Why do you love Irish music?
I would have considered myself quite shy when I was younger and traditional music really brought me out of my shell. It’s a great way to get out and about and meet people and develop your personality. It’s a very open and accepting community to play music in.
Traditional music is informal and it’s a simple music in some ways. It’s not very complex in terms of moving through keys and modulations, like jazz or classical music. But it’s got very involved melodies and you have to be very aware of different people’s styles and be fit to adapt and join in in sessions, whether you’re a melody player or an accompanist.
While it’s not very complex harmonically, it’s very melodic music. It’s an aural and an oral tradition and there are lots of different ways tunes can move and that’s so much scope for variation. That’s where the challenges in Irish music lie. There’s great freedom in it that way.
Why would you encourage others to learn your instrument?
Playing traditional guitar is fulfilling because you’re providing a really interesting backdrop to the melody players. Sometimes players might be nervous so you have to provide them with a steady rhythm to give them safety and comfort. And then sometimes you might give them a jolt, and provide them with ideas or a jumpstart. You’re providing them with support and also inspiration with the different variations in rhythm or chords that you play, so there’s a reward in bringing out a lot of stuff that’s inherent but subtle in the music.
And it’s a challenge too because there’s no set template for chords in Irish music. It’s not like pop music where the melody is written and then the chords are charted out. In traditional music the tunes are written or handed down and you just have to find a way to provide the harmony or the chords. It’s a totally open template so there’s great freedom in that but also great challenges in how you establish what your chords are and what your arrangement is. You’ve got a lot of freedom with Irish music.
Why would you recommend learning Irish music to people?
There’s a good community of people in Irish traditional music. They’re very non-judgemental.
There are also lots of different instruments to try out and you don’t have to have a specific role in the music. You don’t really have lead or backup. At a session, you can play along with lots of different melody players so if you’re not quite sure of yourself, there’ll always be stronger melody players there who can keep the melody going if you’re only starting to learn. It’s a very welcoming music and it’s not too complex or daunting.

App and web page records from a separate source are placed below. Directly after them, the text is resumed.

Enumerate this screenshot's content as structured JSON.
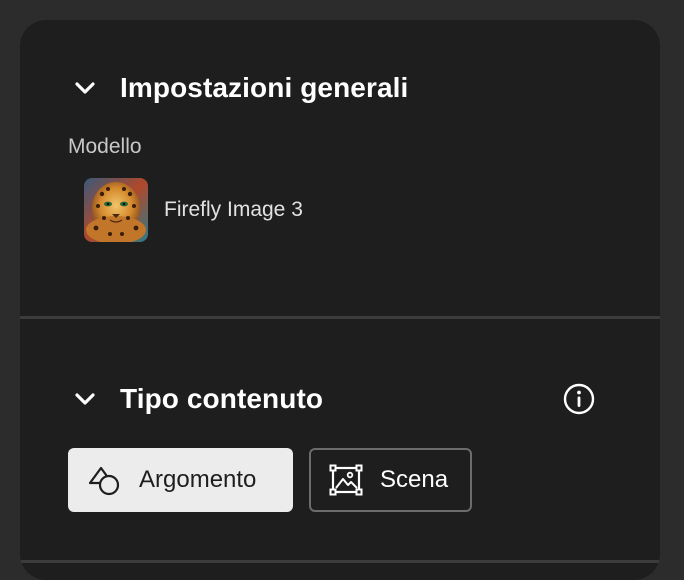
{
  "general_settings": {
    "title": "Impostazioni generali",
    "chevron_icon": "chevron-down-icon"
  },
  "model": {
    "label": "Modello",
    "name": "Firefly Image 3",
    "thumbnail": "leopard-thumbnail"
  },
  "content_type": {
    "title": "Tipo contenuto",
    "chevron_icon": "chevron-down-icon",
    "info_icon": "info-icon",
    "options": [
      {
        "label": "Argomento",
        "icon": "subject-shapes-icon",
        "selected": true
      },
      {
        "label": "Scena",
        "icon": "scene-image-icon",
        "selected": false
      }
    ]
  },
  "colors": {
    "background": "#2c2c2c",
    "panel": "#1e1e1e",
    "selected_button": "#ececec",
    "button_border": "#6c6c6c",
    "divider": "#3c3c3c"
  }
}
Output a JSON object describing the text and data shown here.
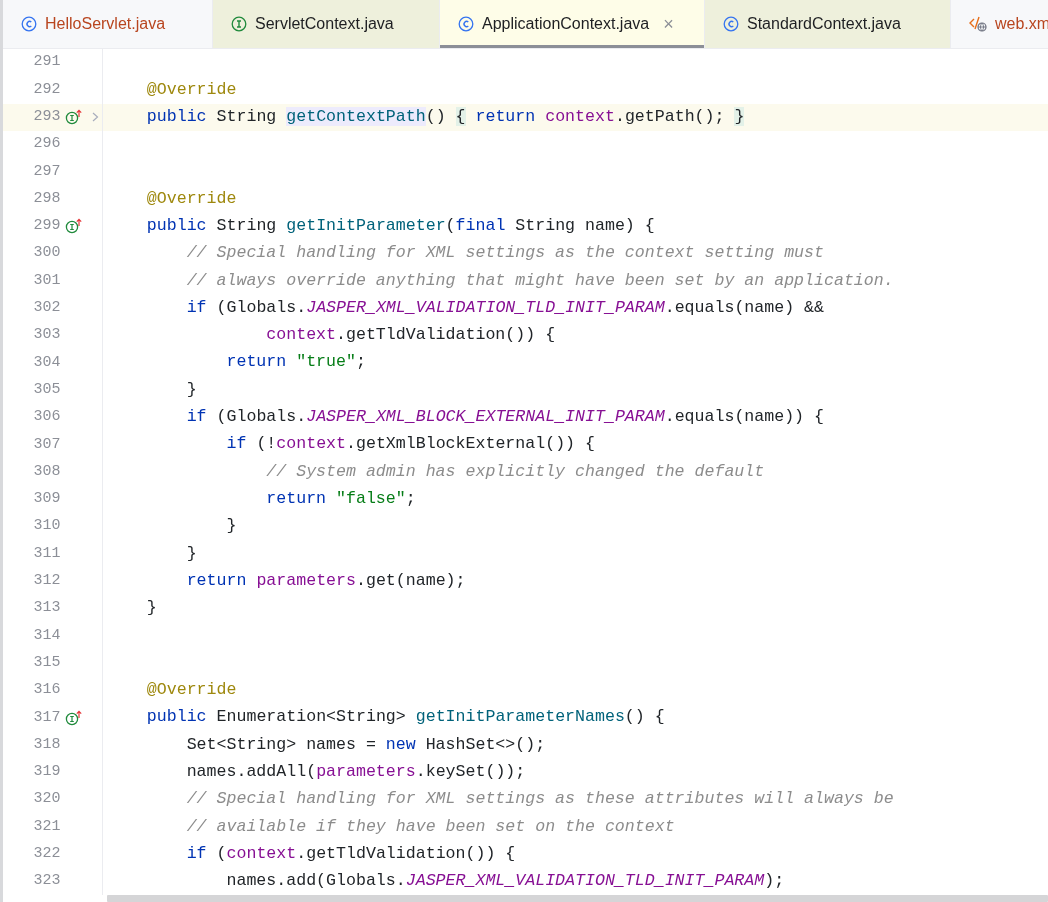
{
  "tabs": [
    {
      "label": "HelloServlet.java",
      "kind": "class",
      "selected": false,
      "modified": true,
      "color": "#f7f8fa"
    },
    {
      "label": "ServletContext.java",
      "kind": "interface",
      "selected": false,
      "modified": false,
      "color": "#eef0dc"
    },
    {
      "label": "ApplicationContext.java",
      "kind": "class",
      "selected": true,
      "modified": false,
      "color": "#fefde8",
      "close": "×"
    },
    {
      "label": "StandardContext.java",
      "kind": "class",
      "selected": false,
      "modified": false,
      "color": "#eef0dc"
    },
    {
      "label": "web.xm",
      "kind": "xml",
      "selected": false,
      "modified": true,
      "color": "#f7f8fa"
    }
  ],
  "lines": [
    {
      "number": "291"
    },
    {
      "number": "292",
      "tokens": [
        {
          "text": "    @Override",
          "kind": "annotation"
        }
      ]
    },
    {
      "number": "293",
      "current": true,
      "implements": true,
      "folded": true,
      "tokens": [
        {
          "text": "    public",
          "kind": "keyword"
        },
        {
          "text": " String "
        },
        {
          "text": "getContextPath",
          "kind": "declaration-highlight"
        },
        {
          "text": "() "
        },
        {
          "text": "{",
          "kind": "brace-highlight"
        },
        {
          "text": " return",
          "kind": "keyword"
        },
        {
          "text": " context",
          "kind": "field"
        },
        {
          "text": ".getPath(); "
        },
        {
          "text": "}",
          "kind": "brace-highlight"
        }
      ]
    },
    {
      "number": "296"
    },
    {
      "number": "297"
    },
    {
      "number": "298",
      "tokens": [
        {
          "text": "    @Override",
          "kind": "annotation"
        }
      ]
    },
    {
      "number": "299",
      "implements": true,
      "tokens": [
        {
          "text": "    public",
          "kind": "keyword"
        },
        {
          "text": " String "
        },
        {
          "text": "getInitParameter",
          "kind": "declaration"
        },
        {
          "text": "("
        },
        {
          "text": "final",
          "kind": "keyword"
        },
        {
          "text": " String name) {"
        }
      ]
    },
    {
      "number": "300",
      "tokens": [
        {
          "text": "        // Special handling for XML settings as the context setting must",
          "kind": "comment"
        }
      ]
    },
    {
      "number": "301",
      "tokens": [
        {
          "text": "        // always override anything that might have been set by an application.",
          "kind": "comment"
        }
      ]
    },
    {
      "number": "302",
      "tokens": [
        {
          "text": "        if",
          "kind": "keyword"
        },
        {
          "text": " (Globals."
        },
        {
          "text": "JASPER_XML_VALIDATION_TLD_INIT_PARAM",
          "kind": "constant"
        },
        {
          "text": ".equals(name) &&"
        }
      ]
    },
    {
      "number": "303",
      "tokens": [
        {
          "text": "                context",
          "kind": "field"
        },
        {
          "text": ".getTldValidation()) {"
        }
      ]
    },
    {
      "number": "304",
      "tokens": [
        {
          "text": "            return",
          "kind": "keyword"
        },
        {
          "text": " \"true\"",
          "kind": "string"
        },
        {
          "text": ";"
        }
      ]
    },
    {
      "number": "305",
      "tokens": [
        {
          "text": "        }"
        }
      ]
    },
    {
      "number": "306",
      "tokens": [
        {
          "text": "        if",
          "kind": "keyword"
        },
        {
          "text": " (Globals."
        },
        {
          "text": "JASPER_XML_BLOCK_EXTERNAL_INIT_PARAM",
          "kind": "constant"
        },
        {
          "text": ".equals(name)) {"
        }
      ]
    },
    {
      "number": "307",
      "tokens": [
        {
          "text": "            if",
          "kind": "keyword"
        },
        {
          "text": " (!"
        },
        {
          "text": "context",
          "kind": "field"
        },
        {
          "text": ".getXmlBlockExternal()) {"
        }
      ]
    },
    {
      "number": "308",
      "tokens": [
        {
          "text": "                // System admin has explicitly changed the default",
          "kind": "comment"
        }
      ]
    },
    {
      "number": "309",
      "tokens": [
        {
          "text": "                return",
          "kind": "keyword"
        },
        {
          "text": " \"false\"",
          "kind": "string"
        },
        {
          "text": ";"
        }
      ]
    },
    {
      "number": "310",
      "tokens": [
        {
          "text": "            }"
        }
      ]
    },
    {
      "number": "311",
      "tokens": [
        {
          "text": "        }"
        }
      ]
    },
    {
      "number": "312",
      "tokens": [
        {
          "text": "        return",
          "kind": "keyword"
        },
        {
          "text": " parameters",
          "kind": "field"
        },
        {
          "text": ".get(name);"
        }
      ]
    },
    {
      "number": "313",
      "tokens": [
        {
          "text": "    }"
        }
      ]
    },
    {
      "number": "314"
    },
    {
      "number": "315"
    },
    {
      "number": "316",
      "tokens": [
        {
          "text": "    @Override",
          "kind": "annotation"
        }
      ]
    },
    {
      "number": "317",
      "implements": true,
      "tokens": [
        {
          "text": "    public",
          "kind": "keyword"
        },
        {
          "text": " Enumeration<String> "
        },
        {
          "text": "getInitParameterNames",
          "kind": "declaration"
        },
        {
          "text": "() {"
        }
      ]
    },
    {
      "number": "318",
      "tokens": [
        {
          "text": "        Set<String> names = "
        },
        {
          "text": "new",
          "kind": "keyword"
        },
        {
          "text": " HashSet<>();"
        }
      ]
    },
    {
      "number": "319",
      "tokens": [
        {
          "text": "        names.addAll("
        },
        {
          "text": "parameters",
          "kind": "field"
        },
        {
          "text": ".keySet());"
        }
      ]
    },
    {
      "number": "320",
      "tokens": [
        {
          "text": "        // Special handling for XML settings as these attributes will always be",
          "kind": "comment"
        }
      ]
    },
    {
      "number": "321",
      "tokens": [
        {
          "text": "        // available if they have been set on the context",
          "kind": "comment"
        }
      ]
    },
    {
      "number": "322",
      "tokens": [
        {
          "text": "        if",
          "kind": "keyword"
        },
        {
          "text": " ("
        },
        {
          "text": "context",
          "kind": "field"
        },
        {
          "text": ".getTldValidation()) {"
        }
      ]
    },
    {
      "number": "323",
      "tokens": [
        {
          "text": "            names.add(Globals."
        },
        {
          "text": "JASPER_XML_VALIDATION_TLD_INIT_PARAM",
          "kind": "constant"
        },
        {
          "text": ");"
        }
      ]
    }
  ]
}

It can be quite hard to get involved in some music genres, unless you start your own band. But with Irish music you can always go and join a local session group. It’s a living music.